» Assignment: In the entries that follow, find every line containing "message" and copy it.

BEGIN Task inputs

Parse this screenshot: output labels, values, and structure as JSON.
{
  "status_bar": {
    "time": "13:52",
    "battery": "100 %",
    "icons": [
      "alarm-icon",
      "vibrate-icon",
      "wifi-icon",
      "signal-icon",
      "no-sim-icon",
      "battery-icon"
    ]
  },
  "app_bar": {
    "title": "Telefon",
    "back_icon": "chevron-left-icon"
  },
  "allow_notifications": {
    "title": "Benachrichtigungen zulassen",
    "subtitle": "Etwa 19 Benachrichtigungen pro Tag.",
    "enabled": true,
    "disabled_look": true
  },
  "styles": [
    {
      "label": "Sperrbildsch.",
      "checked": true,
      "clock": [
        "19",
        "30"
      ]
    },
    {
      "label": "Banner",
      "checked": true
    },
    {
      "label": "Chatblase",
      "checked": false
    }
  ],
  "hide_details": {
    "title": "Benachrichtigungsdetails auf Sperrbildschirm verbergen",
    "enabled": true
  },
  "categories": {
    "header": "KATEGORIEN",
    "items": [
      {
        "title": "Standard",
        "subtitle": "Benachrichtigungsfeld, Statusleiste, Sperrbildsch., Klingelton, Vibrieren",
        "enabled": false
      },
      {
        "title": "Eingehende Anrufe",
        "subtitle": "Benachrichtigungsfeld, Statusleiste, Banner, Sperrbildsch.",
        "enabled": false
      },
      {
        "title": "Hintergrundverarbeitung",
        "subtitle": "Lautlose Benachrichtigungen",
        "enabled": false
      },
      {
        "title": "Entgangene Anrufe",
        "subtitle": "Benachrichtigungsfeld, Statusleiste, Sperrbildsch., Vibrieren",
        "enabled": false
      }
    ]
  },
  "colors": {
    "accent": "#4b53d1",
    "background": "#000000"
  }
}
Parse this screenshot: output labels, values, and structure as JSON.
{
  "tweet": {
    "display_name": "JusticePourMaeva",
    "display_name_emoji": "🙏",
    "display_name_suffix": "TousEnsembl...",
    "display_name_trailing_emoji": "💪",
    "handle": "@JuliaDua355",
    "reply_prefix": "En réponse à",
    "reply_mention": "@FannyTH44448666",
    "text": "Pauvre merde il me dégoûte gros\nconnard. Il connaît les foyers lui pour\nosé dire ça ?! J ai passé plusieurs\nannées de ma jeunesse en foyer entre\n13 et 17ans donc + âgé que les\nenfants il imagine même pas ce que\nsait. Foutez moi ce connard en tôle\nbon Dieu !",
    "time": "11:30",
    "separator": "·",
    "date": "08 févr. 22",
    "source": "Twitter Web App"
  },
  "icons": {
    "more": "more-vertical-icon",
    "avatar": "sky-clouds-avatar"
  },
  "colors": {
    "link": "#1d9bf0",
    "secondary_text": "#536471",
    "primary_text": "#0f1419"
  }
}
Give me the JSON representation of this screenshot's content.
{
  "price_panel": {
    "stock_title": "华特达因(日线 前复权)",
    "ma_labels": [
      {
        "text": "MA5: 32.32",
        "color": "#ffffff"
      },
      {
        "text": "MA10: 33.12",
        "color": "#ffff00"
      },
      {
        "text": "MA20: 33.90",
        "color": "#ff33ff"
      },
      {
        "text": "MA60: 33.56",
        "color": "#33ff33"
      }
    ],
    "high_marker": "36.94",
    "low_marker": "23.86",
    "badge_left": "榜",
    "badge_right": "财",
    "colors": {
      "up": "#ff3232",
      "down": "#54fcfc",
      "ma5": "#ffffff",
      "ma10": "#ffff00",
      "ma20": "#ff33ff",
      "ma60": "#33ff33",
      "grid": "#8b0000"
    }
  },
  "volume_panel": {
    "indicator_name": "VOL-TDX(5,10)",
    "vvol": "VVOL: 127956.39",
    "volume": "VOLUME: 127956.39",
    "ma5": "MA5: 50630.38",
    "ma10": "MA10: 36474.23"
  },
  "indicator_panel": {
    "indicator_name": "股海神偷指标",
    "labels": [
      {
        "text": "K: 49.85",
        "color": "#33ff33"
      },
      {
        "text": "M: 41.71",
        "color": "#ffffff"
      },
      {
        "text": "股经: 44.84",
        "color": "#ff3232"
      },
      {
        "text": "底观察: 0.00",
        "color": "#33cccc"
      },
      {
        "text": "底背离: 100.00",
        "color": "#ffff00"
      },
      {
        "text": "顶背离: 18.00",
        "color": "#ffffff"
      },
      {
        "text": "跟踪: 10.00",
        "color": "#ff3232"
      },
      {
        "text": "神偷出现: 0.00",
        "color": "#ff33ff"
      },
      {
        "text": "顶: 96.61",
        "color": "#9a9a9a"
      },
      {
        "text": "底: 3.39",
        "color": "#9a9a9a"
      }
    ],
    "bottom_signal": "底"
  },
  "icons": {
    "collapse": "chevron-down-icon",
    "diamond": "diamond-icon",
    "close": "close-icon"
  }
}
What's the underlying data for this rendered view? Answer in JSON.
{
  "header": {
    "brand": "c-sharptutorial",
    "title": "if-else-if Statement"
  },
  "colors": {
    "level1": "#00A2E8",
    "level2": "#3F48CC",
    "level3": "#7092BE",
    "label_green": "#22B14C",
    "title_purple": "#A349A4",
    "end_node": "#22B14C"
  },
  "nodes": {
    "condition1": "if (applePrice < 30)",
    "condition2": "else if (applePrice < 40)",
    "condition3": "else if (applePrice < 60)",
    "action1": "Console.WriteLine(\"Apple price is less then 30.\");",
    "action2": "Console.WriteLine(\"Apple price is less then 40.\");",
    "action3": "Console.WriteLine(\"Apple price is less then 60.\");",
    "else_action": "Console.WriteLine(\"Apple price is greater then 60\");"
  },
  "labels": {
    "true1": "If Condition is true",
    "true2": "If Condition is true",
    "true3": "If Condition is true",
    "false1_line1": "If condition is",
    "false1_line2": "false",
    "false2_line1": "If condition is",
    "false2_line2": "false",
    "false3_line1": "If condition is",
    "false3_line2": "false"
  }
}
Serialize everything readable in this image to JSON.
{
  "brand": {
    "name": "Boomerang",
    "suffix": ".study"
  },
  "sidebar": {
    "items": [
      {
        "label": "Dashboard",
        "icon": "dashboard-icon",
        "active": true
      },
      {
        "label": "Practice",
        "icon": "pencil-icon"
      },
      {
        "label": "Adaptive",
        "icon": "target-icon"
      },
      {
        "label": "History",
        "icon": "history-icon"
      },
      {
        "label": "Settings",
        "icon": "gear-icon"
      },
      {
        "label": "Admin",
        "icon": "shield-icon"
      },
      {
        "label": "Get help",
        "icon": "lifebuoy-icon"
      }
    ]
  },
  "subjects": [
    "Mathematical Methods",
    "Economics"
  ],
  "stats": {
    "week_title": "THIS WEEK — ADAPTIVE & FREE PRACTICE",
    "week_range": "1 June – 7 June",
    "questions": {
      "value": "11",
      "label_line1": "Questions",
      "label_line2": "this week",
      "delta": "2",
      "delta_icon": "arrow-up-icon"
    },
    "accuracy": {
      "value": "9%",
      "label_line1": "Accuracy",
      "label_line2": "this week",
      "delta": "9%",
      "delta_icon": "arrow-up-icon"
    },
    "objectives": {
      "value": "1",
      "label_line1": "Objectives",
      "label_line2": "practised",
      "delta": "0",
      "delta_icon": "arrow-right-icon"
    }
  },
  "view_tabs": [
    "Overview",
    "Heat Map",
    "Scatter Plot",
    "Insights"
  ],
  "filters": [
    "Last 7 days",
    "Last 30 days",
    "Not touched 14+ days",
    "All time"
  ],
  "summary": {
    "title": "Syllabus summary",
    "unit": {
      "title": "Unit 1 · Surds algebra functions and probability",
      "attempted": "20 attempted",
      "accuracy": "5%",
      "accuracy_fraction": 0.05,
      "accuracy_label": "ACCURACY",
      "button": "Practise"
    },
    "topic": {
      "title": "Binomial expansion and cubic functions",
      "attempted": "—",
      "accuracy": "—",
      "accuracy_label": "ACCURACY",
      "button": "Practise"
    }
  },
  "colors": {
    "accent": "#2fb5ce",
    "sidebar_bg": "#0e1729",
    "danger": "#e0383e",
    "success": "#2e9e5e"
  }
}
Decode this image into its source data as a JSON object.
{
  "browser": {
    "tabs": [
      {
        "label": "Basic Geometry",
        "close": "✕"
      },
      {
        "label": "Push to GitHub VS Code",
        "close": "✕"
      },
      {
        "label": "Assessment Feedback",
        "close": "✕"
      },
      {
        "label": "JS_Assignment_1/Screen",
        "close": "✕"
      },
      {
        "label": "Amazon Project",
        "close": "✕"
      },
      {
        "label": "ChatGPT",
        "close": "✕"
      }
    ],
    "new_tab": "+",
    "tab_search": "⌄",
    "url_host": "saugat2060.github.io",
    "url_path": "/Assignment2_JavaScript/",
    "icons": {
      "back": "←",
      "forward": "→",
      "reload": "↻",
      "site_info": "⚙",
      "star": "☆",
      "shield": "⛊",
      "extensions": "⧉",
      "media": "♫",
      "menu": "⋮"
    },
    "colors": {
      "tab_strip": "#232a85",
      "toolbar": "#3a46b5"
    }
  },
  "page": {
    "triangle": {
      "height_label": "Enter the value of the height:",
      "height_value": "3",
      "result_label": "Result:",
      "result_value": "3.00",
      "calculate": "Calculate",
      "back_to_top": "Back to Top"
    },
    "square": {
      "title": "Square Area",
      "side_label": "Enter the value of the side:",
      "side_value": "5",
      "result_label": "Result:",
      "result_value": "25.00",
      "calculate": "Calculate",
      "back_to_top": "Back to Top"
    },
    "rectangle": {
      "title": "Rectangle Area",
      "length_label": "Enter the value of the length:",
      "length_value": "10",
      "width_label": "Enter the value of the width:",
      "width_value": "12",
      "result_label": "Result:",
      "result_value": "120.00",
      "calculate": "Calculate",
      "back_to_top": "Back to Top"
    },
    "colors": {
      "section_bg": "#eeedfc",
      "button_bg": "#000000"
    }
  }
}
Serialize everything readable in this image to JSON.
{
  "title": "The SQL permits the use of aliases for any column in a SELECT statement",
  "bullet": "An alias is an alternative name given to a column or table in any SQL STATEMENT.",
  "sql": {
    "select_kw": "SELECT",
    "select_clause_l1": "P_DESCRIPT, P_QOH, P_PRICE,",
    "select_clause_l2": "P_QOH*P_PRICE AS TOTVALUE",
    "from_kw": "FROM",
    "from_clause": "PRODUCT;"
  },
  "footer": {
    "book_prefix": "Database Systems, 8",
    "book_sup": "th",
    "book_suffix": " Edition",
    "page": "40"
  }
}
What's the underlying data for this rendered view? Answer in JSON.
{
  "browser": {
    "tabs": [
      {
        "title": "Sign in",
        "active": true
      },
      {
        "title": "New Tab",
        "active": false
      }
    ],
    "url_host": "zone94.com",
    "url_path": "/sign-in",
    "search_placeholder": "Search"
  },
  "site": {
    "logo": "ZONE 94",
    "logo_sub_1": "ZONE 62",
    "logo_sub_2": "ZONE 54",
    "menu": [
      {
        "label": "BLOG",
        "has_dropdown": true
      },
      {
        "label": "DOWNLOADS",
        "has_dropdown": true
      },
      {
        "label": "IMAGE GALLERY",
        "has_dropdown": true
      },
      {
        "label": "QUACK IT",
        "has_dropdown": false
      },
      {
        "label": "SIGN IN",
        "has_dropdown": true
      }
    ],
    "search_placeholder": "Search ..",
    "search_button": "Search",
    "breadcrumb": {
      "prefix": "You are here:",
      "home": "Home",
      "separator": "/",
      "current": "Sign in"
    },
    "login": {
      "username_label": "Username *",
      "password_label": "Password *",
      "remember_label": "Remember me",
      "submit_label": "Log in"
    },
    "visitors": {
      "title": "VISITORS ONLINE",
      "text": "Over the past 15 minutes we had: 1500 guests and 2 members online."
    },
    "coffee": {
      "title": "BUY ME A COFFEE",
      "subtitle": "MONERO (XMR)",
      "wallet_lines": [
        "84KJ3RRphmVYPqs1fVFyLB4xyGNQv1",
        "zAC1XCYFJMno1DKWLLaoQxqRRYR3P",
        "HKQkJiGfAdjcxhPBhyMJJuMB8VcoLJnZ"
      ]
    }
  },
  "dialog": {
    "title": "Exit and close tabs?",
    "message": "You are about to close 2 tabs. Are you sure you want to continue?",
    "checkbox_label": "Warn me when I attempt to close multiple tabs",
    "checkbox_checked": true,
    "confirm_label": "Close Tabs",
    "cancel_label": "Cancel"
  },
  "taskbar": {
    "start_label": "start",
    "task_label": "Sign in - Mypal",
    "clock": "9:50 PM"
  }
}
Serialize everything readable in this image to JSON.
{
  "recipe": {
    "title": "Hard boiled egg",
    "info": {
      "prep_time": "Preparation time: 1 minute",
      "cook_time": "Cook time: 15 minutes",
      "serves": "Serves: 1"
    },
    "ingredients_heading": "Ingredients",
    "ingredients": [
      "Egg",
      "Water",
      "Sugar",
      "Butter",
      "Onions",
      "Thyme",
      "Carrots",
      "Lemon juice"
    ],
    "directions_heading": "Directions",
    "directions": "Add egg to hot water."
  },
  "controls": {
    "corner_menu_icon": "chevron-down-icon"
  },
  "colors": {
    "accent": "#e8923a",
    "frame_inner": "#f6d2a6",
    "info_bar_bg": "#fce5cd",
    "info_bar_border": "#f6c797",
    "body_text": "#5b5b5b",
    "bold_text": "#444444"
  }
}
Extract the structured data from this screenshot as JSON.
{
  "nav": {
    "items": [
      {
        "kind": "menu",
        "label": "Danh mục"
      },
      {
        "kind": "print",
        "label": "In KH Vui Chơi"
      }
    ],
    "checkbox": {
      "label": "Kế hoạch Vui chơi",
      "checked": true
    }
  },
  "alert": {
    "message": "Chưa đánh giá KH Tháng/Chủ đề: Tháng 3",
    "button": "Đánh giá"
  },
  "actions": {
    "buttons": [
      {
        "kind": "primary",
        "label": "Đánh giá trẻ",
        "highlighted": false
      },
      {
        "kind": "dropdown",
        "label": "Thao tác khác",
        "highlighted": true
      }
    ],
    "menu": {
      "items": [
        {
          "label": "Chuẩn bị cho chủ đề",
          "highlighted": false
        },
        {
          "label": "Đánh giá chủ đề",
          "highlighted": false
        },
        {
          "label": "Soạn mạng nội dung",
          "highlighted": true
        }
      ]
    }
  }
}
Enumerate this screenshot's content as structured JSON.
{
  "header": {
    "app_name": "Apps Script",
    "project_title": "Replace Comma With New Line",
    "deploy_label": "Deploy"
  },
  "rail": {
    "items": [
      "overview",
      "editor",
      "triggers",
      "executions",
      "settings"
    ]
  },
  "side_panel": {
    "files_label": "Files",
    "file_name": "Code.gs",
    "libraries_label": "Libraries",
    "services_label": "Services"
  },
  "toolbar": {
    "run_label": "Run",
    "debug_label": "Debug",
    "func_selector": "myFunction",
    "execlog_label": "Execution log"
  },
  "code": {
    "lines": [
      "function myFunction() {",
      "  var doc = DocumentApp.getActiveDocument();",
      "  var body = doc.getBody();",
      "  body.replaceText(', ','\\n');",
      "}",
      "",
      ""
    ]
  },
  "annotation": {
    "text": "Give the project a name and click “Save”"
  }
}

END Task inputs

» Problem solution:
    "message": "You are about to close 2 tabs. Are you sure you want to continue?",
    "message": "Chưa đánh giá KH Tháng/Chủ đề: Tháng 3",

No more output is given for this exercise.